Washington was a stickler for order and etiquette. His Rules for Civility remains a guide for proper conduct in social and professional situations. He kept a tight schedule, particularly for dining and his many and frequent guests were expected to adhere to the schedule. There’s a certain formality to Mount Vernon that reflects Washington’s sense of the appropriate.
Monticello, on the other hand, it situated in Virginia’s piedmont region. Jefferson designed and constructed his home atop his “little mountain.” While the estate was a working plantation, Jefferson’s main pursuits were philosophy, science, and the arts.
The design of the home is deceptive. You can stand in front of the house and wonder if that is really all there is. The structure sits low on the landscape rather than towering as other homes of its day. Once inside the house seems to expand and it is hard to believe how large that same house actually is. With wings built below grade off of each end of the home’s rear, a substantial portion of Monticello is hidden from view upon arrival. Monticello’s location concealed it from much of the world.
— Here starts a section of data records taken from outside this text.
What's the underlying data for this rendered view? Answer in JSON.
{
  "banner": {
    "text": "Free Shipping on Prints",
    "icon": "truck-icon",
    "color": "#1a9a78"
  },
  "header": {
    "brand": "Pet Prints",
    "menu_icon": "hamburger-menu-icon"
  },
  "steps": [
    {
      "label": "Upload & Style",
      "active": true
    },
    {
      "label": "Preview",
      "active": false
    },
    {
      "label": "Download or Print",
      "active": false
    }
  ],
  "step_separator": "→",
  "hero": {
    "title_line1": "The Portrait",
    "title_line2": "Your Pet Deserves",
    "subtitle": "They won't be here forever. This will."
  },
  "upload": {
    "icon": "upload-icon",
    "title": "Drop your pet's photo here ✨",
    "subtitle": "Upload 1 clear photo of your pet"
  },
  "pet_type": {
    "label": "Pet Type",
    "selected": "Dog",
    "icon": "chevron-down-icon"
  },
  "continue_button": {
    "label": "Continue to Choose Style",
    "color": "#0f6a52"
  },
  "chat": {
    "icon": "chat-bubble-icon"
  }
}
The view from the home is majestic. The view of the home is purely local. Monticello balances with the landscape rather than dominating it.
Monticello is obviously an impressive and comfortable home but it is custom built for Jefferson’s personality. The house has no grand staircases as Jefferson saw them as a waste of space. Much of the main floor is dedicated to Jefferson’s personal space: his library, his office, and his bedchamber. Writing, reading, experimenting, and learning all took precedence in the design. This extended to the garden, the lawns, literally every aspect of the estate.
While Washington and Jefferson had overlapping interests and traits, their unique identities weee reflected in their homes. It’s not a matter of right or wrong as it is matching specific individuals.
Thankfully we have both estates fully intact. Researchers, curators, and historians continue to learn more about these men, their families, and the enslaved people who worked there. Each estate is supported by foundations that see to repairs and maintenance, conduct programs, and raise funds. No tax dollars are spent on either estate. I can’t imagine that either man would have it any other way.
Historian, self-proclaimed gentleman, agrarian-at-heart, & curator extraordinaire